LOST AND FOUND | Not bad, not good.  Lost and Found is a show without a format, sure, but I’ll admit that it’s better than the Live 8 MORathon that followed – that’s not saying much, but the first episode of Lost and Found wasn’t bad.  The show’s deathly dull but an interview segment with Tom Green saved the first episode from total meaninglessness.  Tom Green seems like the genuine performer and person he is (although he’s made a lot of dumb decisions in the past, I can’t put that past him) and even though he’s selling a new book he didn’t come across as shilling or promoting himself, which of course he was.  Maybe my feelings on the man are coloured by his naming his book Hollywood Causes Cancer, but Tom Green is not a stupid man despite his cable show schtick suggesting otherwise.  The interview gave an insight into Green that Green’s cries of “BOOBY BOOBY BOOBY BOOBY” never could.  The rest of the show was filled with the event of some guy making 96 out of 100 free throws and other stuff.  WOW, WHAT ENTHRALLING RADIO.  EX.  CI.  TING. ¤ C

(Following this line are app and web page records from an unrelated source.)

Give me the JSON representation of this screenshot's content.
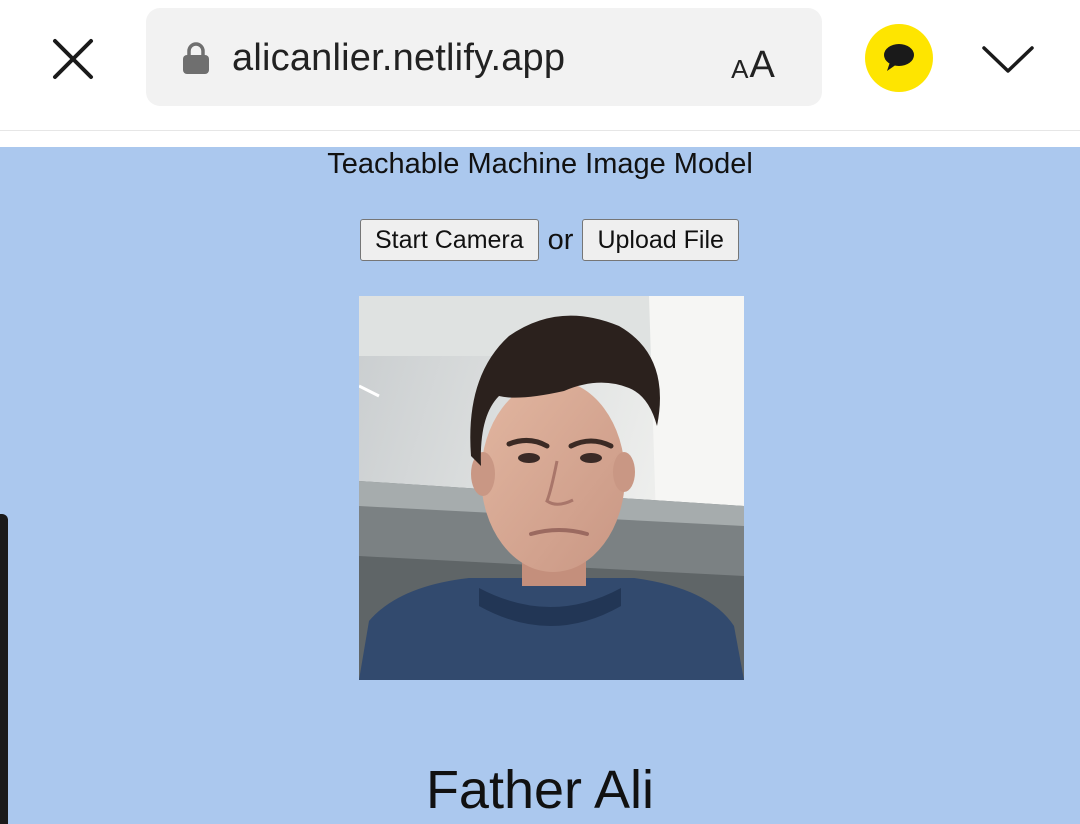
{
  "browser": {
    "url": "alicanlier.netlify.app",
    "text_size_small": "A",
    "text_size_large": "A",
    "icons": {
      "close": "close-icon",
      "lock": "lock-icon",
      "talk": "speech-bubble-icon",
      "more": "chevron-down-icon"
    },
    "colors": {
      "talk_button": "#fee500",
      "page_background": "#abc8ee"
    }
  },
  "page": {
    "heading": "Teachable Machine Image Model",
    "start_camera_label": "Start Camera",
    "or_label": "or",
    "upload_file_label": "Upload File",
    "prediction_label": "Father Ali"
  }
}
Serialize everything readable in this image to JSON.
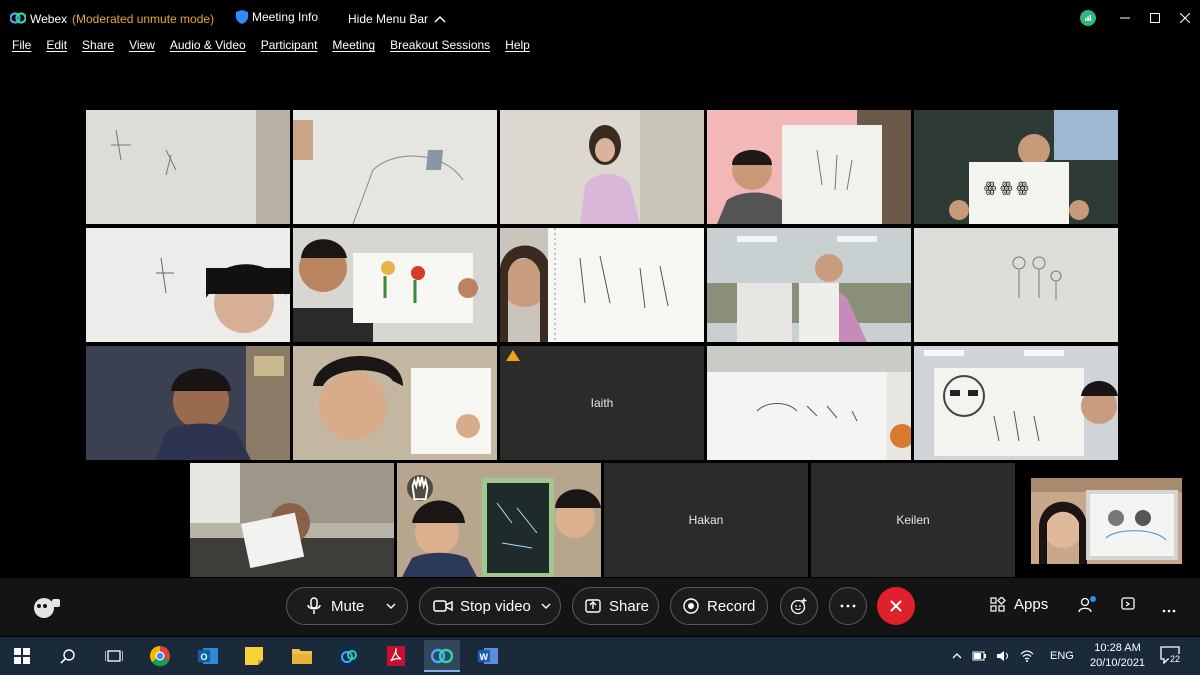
{
  "titlebar": {
    "app_name": "Webex",
    "mode": "(Moderated unmute mode)",
    "meeting_info": "Meeting Info",
    "hide_menu": "Hide Menu Bar"
  },
  "menu": [
    "File",
    "Edit",
    "Share",
    "View",
    "Audio & Video",
    "Participant",
    "Meeting",
    "Breakout Sessions",
    "Help"
  ],
  "participants": {
    "iaith": "Iaith",
    "hakan": "Hakan",
    "keilen": "Keilen"
  },
  "controls": {
    "mute": "Mute",
    "stop_video": "Stop video",
    "share": "Share",
    "record": "Record",
    "apps": "Apps"
  },
  "taskbar": {
    "language": "ENG",
    "time": "10:28 AM",
    "date": "20/10/2021",
    "notifications": "22"
  },
  "colors": {
    "mode_text": "#e8a33a",
    "end_call": "#e0202a",
    "taskbar": "#1b2a3a"
  }
}
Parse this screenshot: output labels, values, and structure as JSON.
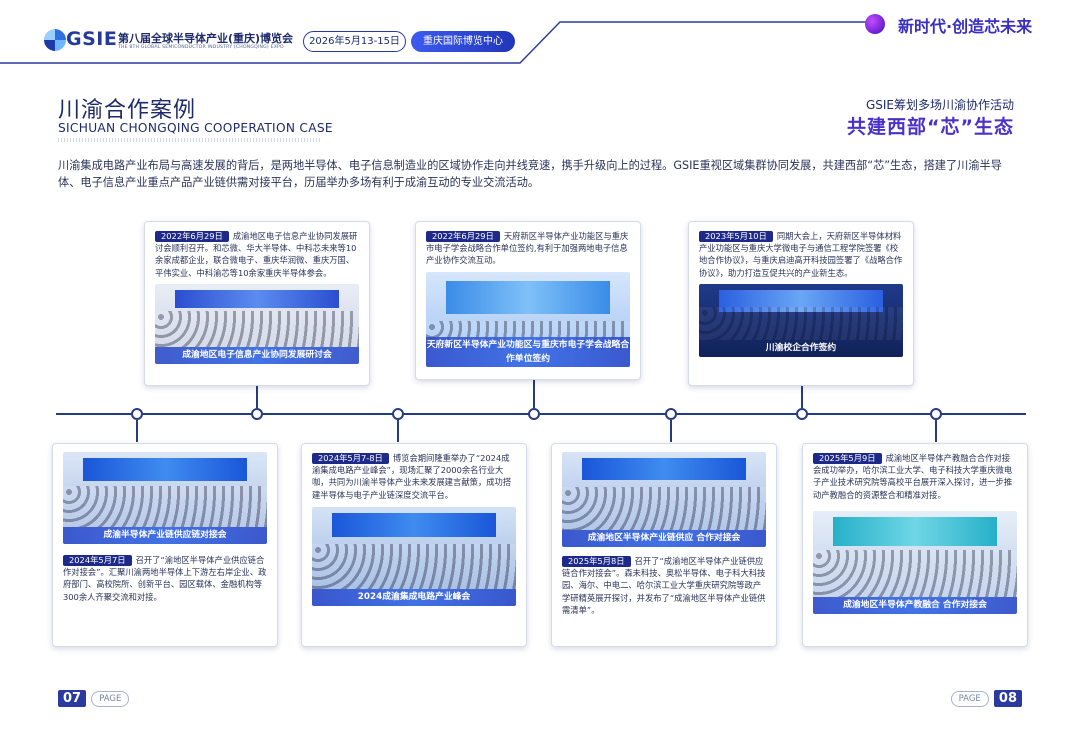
{
  "header": {
    "logo_text": "GSIE",
    "expo_name_cn": "第八届全球半导体产业(重庆)博览会",
    "expo_name_en": "THE 8TH GLOBAL SEMICONDUCTOR INDUSTRY (CHONGQING) EXPO",
    "date": "2026年5月13-15日",
    "venue": "重庆国际博览中心",
    "slogan": "新时代·创造芯未来"
  },
  "section": {
    "title_cn": "川渝合作案例",
    "title_en": "SICHUAN CHONGQING COOPERATION CASE",
    "tagline_1": "GSIE筹划多场川渝协作活动",
    "tagline_2": "共建西部“芯”生态"
  },
  "intro": "川渝集成电路产业布局与高速发展的背后，是两地半导体、电子信息制造业的区域协作走向并线竞速，携手升级向上的过程。GSIE重视区域集群协同发展，共建西部“芯”生态，搭建了川渝半导体、电子信息产业重点产品产业链供需对接平台，历届举办多场有利于成渝互动的专业交流活动。",
  "cards_top": [
    {
      "date": "2022年6月29日",
      "text": "成渝地区电子信息产业协同发展研讨会顺利召开。和芯微、华大半导体、中科芯未来等10余家成都企业，联合微电子、重庆华润微、重庆万国、平伟实业、中科渝芯等10余家重庆半导体参会。",
      "caption": "成渝地区电子信息产业协同发展研讨会"
    },
    {
      "date": "2022年6月29日",
      "text": "天府新区半导体产业功能区与重庆市电子学会战略合作单位签约,有利于加强两地电子信息产业协作交流互动。",
      "caption": "天府新区半导体产业功能区与重庆市电子学会战略合作单位签约"
    },
    {
      "date": "2023年5月10日",
      "text": "同期大会上，天府新区半导体材料产业功能区与重庆大学微电子与通信工程学院签署《校地合作协议》，与重庆启迪高开科技园签署了《战略合作协议》，助力打造互促共兴的产业新生态。",
      "caption": "川渝校企合作签约"
    }
  ],
  "cards_bottom": [
    {
      "date": "2024年5月7日",
      "text": "召开了“渝地区半导体产业供应链合作对接会”。汇聚川渝两地半导体上下游左右岸企业、政府部门、高校院所、创新平台、园区载体、金融机构等300余人齐聚交流和对接。",
      "caption": "成渝半导体产业链供应链对接会"
    },
    {
      "date": "2024年5月7-8日",
      "text": "博览会期间隆重举办了“2024成渝集成电路产业峰会”，现场汇聚了2000余名行业大咖，共同为川渝半导体产业未来发展建言献策，成功搭建半导体与电子产业链深度交流平台。",
      "caption": "2024成渝集成电路产业峰会"
    },
    {
      "date": "2025年5月8日",
      "text": "召开了“成渝地区半导体产业链供应链合作对接会”。森未科技、奥松半导体、电子科大科技园、海尔、中电二、哈尔滨工业大学重庆研究院等政产学研精英展开探讨，并发布了“成渝地区半导体产业链供需清单”。",
      "caption": "成渝地区半导体产业链供应 合作对接会"
    },
    {
      "date": "2025年5月9日",
      "text": "成渝地区半导体产教融合合作对接会成功举办，哈尔滨工业大学、电子科技大学重庆微电子产业技术研究院等高校平台展开深入探讨，进一步推动产教融合的资源整合和精准对接。",
      "caption": "成渝地区半导体产教融合 合作对接会"
    }
  ],
  "footer": {
    "left_num": "07",
    "left_label": "PAGE",
    "right_label": "PAGE",
    "right_num": "08"
  }
}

PROMO GIRL IN “THE CASE OF THE WASTED THIRTY MINUTES” | This whole show exists as an omnibus for a long-form contest, nothing more.  It’s a lazy way to fill thirty minutes, which ties in with this whole “CBC not trying hard enough to come up with decent summer programming” theme.  I despise this show with a loathing I’ve only ever had for What a Week and National Pastime.  CBC needs to try harder than this. ¤ F

FUSE | Bandwidth is a rather okay program – it’s not like the show is going to play Whitehouse or Sheer Terror but it’s better than the Radio 3 standard in that Bandwidth is local, while Radio 3 is mainly “let’s run through Exclaim! and Spin and see what ‘the kids’ are into.”  Fuse, though – see, the show only works if the subjects are different from each other, because the “pop singer meets pop singer but AH, THIS SINGER’S JUST A BIT DIFFERENT” format doesn’t work.  Most of the featured guests on the Fuse website are the typical CBC musical guests – Feist, Hawksley Workman, Mighty Popo etc.  The guy who wrote “Sugar Sugar” and some tone-deaf schlub from Three Gut Records aren’t exactly awe-inspiring musical guests, guys.  I refer to the Neil Young/Gary Numan model again, because this show needs to be more incorrigible with its format (and because Neil Young diddled with synths before, so it’s not a stretch for him to be paired with Numan.)  I’m not looking for matchups like DRI/Forgotten Rebels, but Randy and Tal Bachman?  How cheap are the executives at CBC Radio? ¤ C